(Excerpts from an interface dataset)
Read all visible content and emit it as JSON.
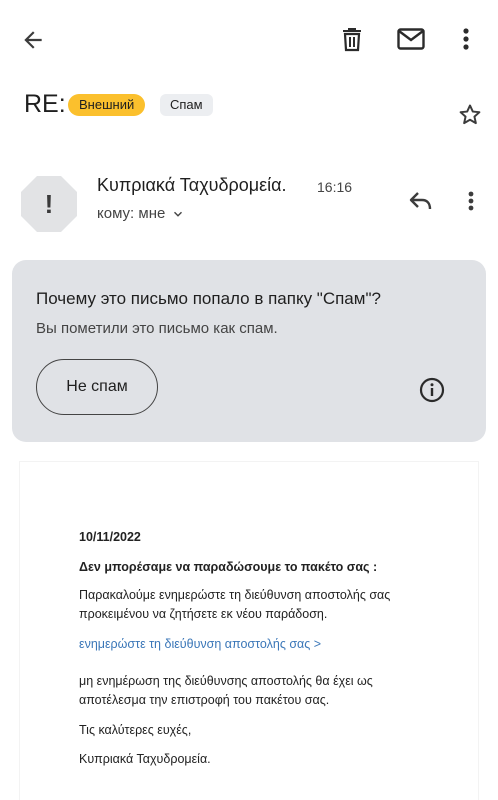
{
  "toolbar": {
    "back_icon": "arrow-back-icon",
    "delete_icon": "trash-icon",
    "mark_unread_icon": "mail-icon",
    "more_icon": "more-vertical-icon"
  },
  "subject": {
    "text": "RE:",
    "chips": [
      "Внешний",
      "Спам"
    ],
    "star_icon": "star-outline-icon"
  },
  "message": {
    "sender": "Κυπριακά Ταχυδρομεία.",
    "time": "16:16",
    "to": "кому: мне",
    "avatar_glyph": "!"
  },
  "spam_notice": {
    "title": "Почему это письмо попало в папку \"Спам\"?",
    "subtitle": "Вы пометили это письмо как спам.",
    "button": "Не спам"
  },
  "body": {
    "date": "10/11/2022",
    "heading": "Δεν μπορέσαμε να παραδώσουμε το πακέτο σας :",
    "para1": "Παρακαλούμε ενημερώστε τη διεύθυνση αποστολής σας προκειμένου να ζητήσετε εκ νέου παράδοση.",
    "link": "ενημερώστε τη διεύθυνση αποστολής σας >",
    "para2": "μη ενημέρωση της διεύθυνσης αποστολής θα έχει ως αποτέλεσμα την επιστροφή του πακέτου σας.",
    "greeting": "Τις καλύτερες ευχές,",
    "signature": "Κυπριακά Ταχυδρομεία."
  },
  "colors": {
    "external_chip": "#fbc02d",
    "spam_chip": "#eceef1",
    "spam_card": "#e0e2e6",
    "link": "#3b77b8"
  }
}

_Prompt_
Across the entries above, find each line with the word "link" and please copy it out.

_Answer below_
    "link": "ενημερώστε τη διεύθυνση αποστολής σας >",
    "link": "#3b77b8"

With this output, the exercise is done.